• Work to complete: Copy out each line of the data that holds the string "Enter".

• Dataset content:

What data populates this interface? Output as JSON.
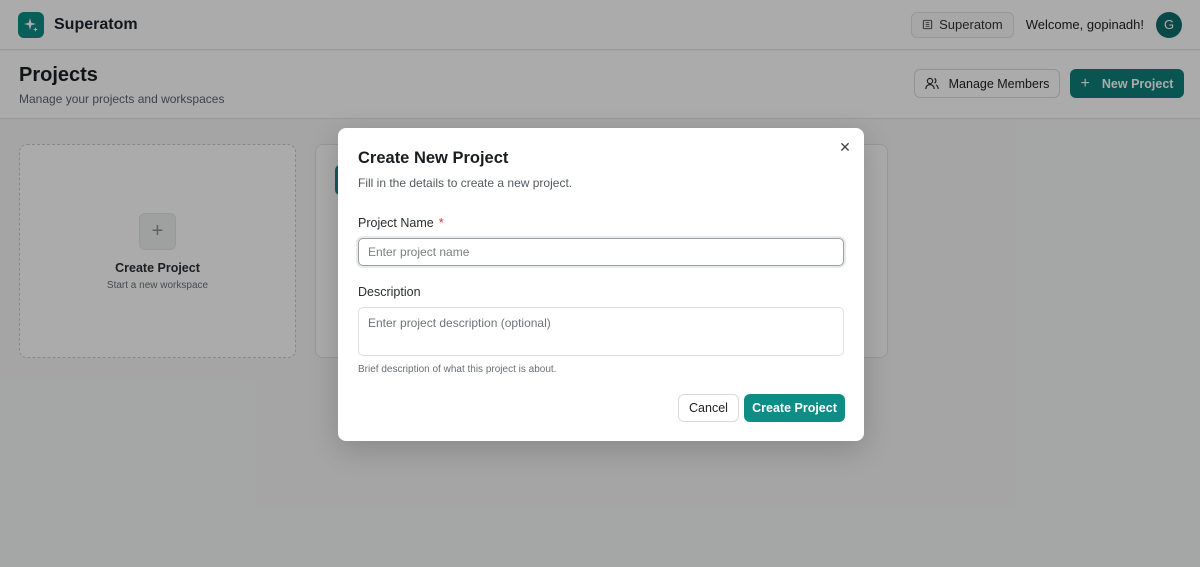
{
  "colors": {
    "accent": "#0e8c86",
    "required": "#dd3333",
    "overlay": "rgba(0,0,0,0.33)"
  },
  "topbar": {
    "logo_icon": "sparkle-icon",
    "brand": "Superatom",
    "org_icon": "building-icon",
    "org_name": "Superatom",
    "welcome": "Welcome, gopinadh!",
    "avatar_initial": "G"
  },
  "page": {
    "title": "Projects",
    "subtitle": "Manage your projects and workspaces",
    "manage_members_icon": "users-icon",
    "manage_members_label": "Manage Members",
    "new_project_icon": "plus-icon",
    "new_project_label": "New Project"
  },
  "create_card": {
    "icon": "plus-icon",
    "plus": "+",
    "title": "Create Project",
    "subtitle": "Start a new workspace"
  },
  "modal": {
    "title": "Create New Project",
    "subtitle": "Fill in the details to create a new project.",
    "close_icon": "close-icon",
    "close_glyph": "✕",
    "name_label": "Project Name",
    "required_mark": "*",
    "name_placeholder": "Enter project name",
    "name_value": "",
    "description_label": "Description",
    "description_placeholder": "Enter project description (optional)",
    "description_value": "",
    "hint": "Brief description of what this project is about.",
    "cancel_label": "Cancel",
    "create_label": "Create Project"
  }
}
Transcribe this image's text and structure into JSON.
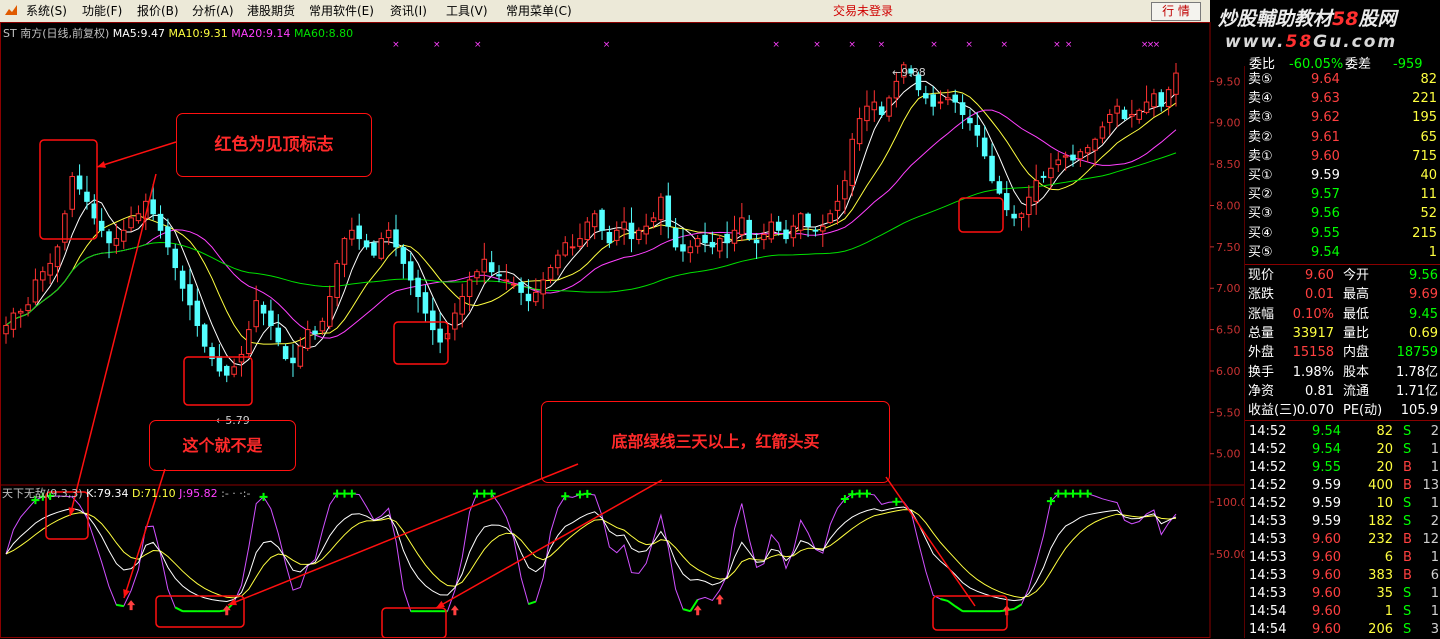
{
  "menu": {
    "items": [
      "系统(S)",
      "功能(F)",
      "报价(B)",
      "分析(A)",
      "港股期货",
      "常用软件(E)",
      "资讯(I)",
      "工具(V)",
      "常用菜单(C)"
    ],
    "login_status": "交易未登录",
    "quote_button": "行 情"
  },
  "banner": {
    "line1_a": "炒股輔助教材",
    "line1_b": "58",
    "line1_c": "股网",
    "line2_a": "www.",
    "line2_b": "58",
    "line2_c": "Gu.com"
  },
  "legend": {
    "title": "ST 南方(日线,前复权)",
    "ma5": "MA5:9.47",
    "ma10": "MA10:9.31",
    "ma20": "MA20:9.14",
    "ma60": "MA60:8.80",
    "indicator_name": "天下无敌(9,3,3)",
    "k": "K:79.34",
    "d": "D:71.10",
    "j": "J:95.82",
    "tail": ":-  ·  ·:-"
  },
  "colors": {
    "up_candle": "#ff3232",
    "down_candle": "#54ffff",
    "ma5": "#ffffff",
    "ma10": "#ffff40",
    "ma20": "#ff40ff",
    "ma60": "#00e000",
    "grid": "#8b0000",
    "annotation": "#ff1010",
    "price_red": "#ff4040",
    "price_green": "#00ff00"
  },
  "chart_data": {
    "type": "candlestick",
    "price_axis_ticks": [
      "9.50",
      "9.00",
      "8.50",
      "8.00",
      "7.50",
      "7.00",
      "6.50",
      "6.00",
      "5.50",
      "5.00"
    ],
    "indicator_axis_ticks": [
      "100.0",
      "50.00"
    ],
    "annotation_high": "9.88",
    "annotation_low": "5.79",
    "price_range": [
      4.9,
      10.0
    ],
    "closes": [
      6.55,
      6.7,
      6.72,
      6.8,
      7.1,
      7.2,
      7.3,
      7.5,
      7.9,
      8.35,
      8.2,
      8.05,
      7.85,
      7.7,
      7.55,
      7.6,
      7.7,
      7.85,
      7.9,
      8.05,
      7.9,
      7.7,
      7.5,
      7.25,
      7.0,
      6.8,
      6.55,
      6.3,
      6.15,
      6.0,
      5.95,
      6.05,
      6.2,
      6.5,
      6.85,
      6.7,
      6.55,
      6.35,
      6.15,
      6.1,
      6.3,
      6.5,
      6.45,
      6.6,
      6.9,
      7.3,
      7.6,
      7.7,
      7.6,
      7.5,
      7.4,
      7.6,
      7.7,
      7.5,
      7.3,
      7.1,
      6.9,
      6.7,
      6.5,
      6.35,
      6.45,
      6.7,
      6.9,
      7.1,
      7.2,
      7.35,
      7.2,
      7.15,
      7.1,
      7.05,
      6.95,
      6.85,
      6.95,
      7.1,
      7.25,
      7.4,
      7.55,
      7.5,
      7.6,
      7.8,
      7.9,
      7.7,
      7.55,
      7.7,
      7.8,
      7.6,
      7.7,
      7.75,
      7.85,
      8.1,
      7.75,
      7.5,
      7.45,
      7.5,
      7.6,
      7.55,
      7.5,
      7.6,
      7.55,
      7.7,
      7.85,
      7.6,
      7.55,
      7.65,
      7.8,
      7.7,
      7.6,
      7.75,
      7.9,
      7.75,
      7.7,
      7.75,
      7.9,
      8.05,
      8.3,
      8.8,
      9.05,
      9.2,
      9.25,
      9.1,
      9.3,
      9.5,
      9.7,
      9.6,
      9.4,
      9.3,
      9.2,
      9.25,
      9.3,
      9.25,
      9.1,
      9.0,
      8.85,
      8.6,
      8.3,
      8.15,
      7.95,
      7.85,
      7.9,
      8.1,
      8.3,
      8.35,
      8.45,
      8.55,
      8.6,
      8.55,
      8.65,
      8.7,
      8.8,
      8.95,
      9.1,
      9.2,
      9.05,
      9.1,
      9.15,
      9.25,
      9.35,
      9.2,
      9.4,
      9.6
    ],
    "ma_series": [
      "MA5",
      "MA10",
      "MA20",
      "MA60"
    ],
    "kdj_series": [
      "K",
      "D",
      "J"
    ]
  },
  "annotations": {
    "red_top": "红色为见顶标志",
    "not_this": "这个就不是",
    "green_buy": "底部绿线三天以上，红箭头买"
  },
  "order_book": [
    {
      "label": "卖⑤",
      "price": "9.64",
      "vol": "82",
      "pc": "red"
    },
    {
      "label": "卖④",
      "price": "9.63",
      "vol": "221",
      "pc": "red"
    },
    {
      "label": "卖③",
      "price": "9.62",
      "vol": "195",
      "pc": "red"
    },
    {
      "label": "卖②",
      "price": "9.61",
      "vol": "65",
      "pc": "red"
    },
    {
      "label": "卖①",
      "price": "9.60",
      "vol": "715",
      "pc": "red"
    },
    {
      "label": "买①",
      "price": "9.59",
      "vol": "40",
      "pc": "white"
    },
    {
      "label": "买②",
      "price": "9.57",
      "vol": "11",
      "pc": "green"
    },
    {
      "label": "买③",
      "price": "9.56",
      "vol": "52",
      "pc": "green"
    },
    {
      "label": "买④",
      "price": "9.55",
      "vol": "215",
      "pc": "green"
    },
    {
      "label": "买⑤",
      "price": "9.54",
      "vol": "1",
      "pc": "green"
    }
  ],
  "partial_top_row": {
    "l1": "委比",
    "v1": "-60.05%",
    "l2": "委差",
    "v2": "-959"
  },
  "stats": [
    {
      "l1": "现价",
      "v1": "9.60",
      "c1": "red",
      "l2": "今开",
      "v2": "9.56",
      "c2": "green"
    },
    {
      "l1": "涨跌",
      "v1": "0.01",
      "c1": "red",
      "l2": "最高",
      "v2": "9.69",
      "c2": "red"
    },
    {
      "l1": "涨幅",
      "v1": "0.10%",
      "c1": "red",
      "l2": "最低",
      "v2": "9.45",
      "c2": "green"
    },
    {
      "l1": "总量",
      "v1": "33917",
      "c1": "yellow",
      "l2": "量比",
      "v2": "0.69",
      "c2": "yellow"
    },
    {
      "l1": "外盘",
      "v1": "15158",
      "c1": "red",
      "l2": "内盘",
      "v2": "18759",
      "c2": "green"
    },
    {
      "l1": "换手",
      "v1": "1.98%",
      "c1": "white",
      "l2": "股本",
      "v2": "1.78亿",
      "c2": "white"
    },
    {
      "l1": "净资",
      "v1": "0.81",
      "c1": "white",
      "l2": "流通",
      "v2": "1.71亿",
      "c2": "white"
    },
    {
      "l1": "收益(三)",
      "v1": "0.070",
      "c1": "white",
      "l2": "PE(动)",
      "v2": "105.9",
      "c2": "white"
    }
  ],
  "ticks": [
    {
      "time": "14:52",
      "price": "9.54",
      "pc": "green",
      "vol": "82",
      "side": "S",
      "n": "2"
    },
    {
      "time": "14:52",
      "price": "9.54",
      "pc": "green",
      "vol": "20",
      "side": "S",
      "n": "1"
    },
    {
      "time": "14:52",
      "price": "9.55",
      "pc": "green",
      "vol": "20",
      "side": "B",
      "n": "1"
    },
    {
      "time": "14:52",
      "price": "9.59",
      "pc": "white",
      "vol": "400",
      "side": "B",
      "n": "13"
    },
    {
      "time": "14:52",
      "price": "9.59",
      "pc": "white",
      "vol": "10",
      "side": "S",
      "n": "1"
    },
    {
      "time": "14:53",
      "price": "9.59",
      "pc": "white",
      "vol": "182",
      "side": "S",
      "n": "2"
    },
    {
      "time": "14:53",
      "price": "9.60",
      "pc": "red",
      "vol": "232",
      "side": "B",
      "n": "12"
    },
    {
      "time": "14:53",
      "price": "9.60",
      "pc": "red",
      "vol": "6",
      "side": "B",
      "n": "1"
    },
    {
      "time": "14:53",
      "price": "9.60",
      "pc": "red",
      "vol": "383",
      "side": "B",
      "n": "6"
    },
    {
      "time": "14:53",
      "price": "9.60",
      "pc": "red",
      "vol": "35",
      "side": "S",
      "n": "1"
    },
    {
      "time": "14:54",
      "price": "9.60",
      "pc": "red",
      "vol": "1",
      "side": "S",
      "n": "1"
    },
    {
      "time": "14:54",
      "price": "9.60",
      "pc": "red",
      "vol": "206",
      "side": "S",
      "n": "3"
    }
  ]
}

• Answer section:
    "name_placeholder": "Enter project name",
    "description_placeholder": "Enter project description (optional)",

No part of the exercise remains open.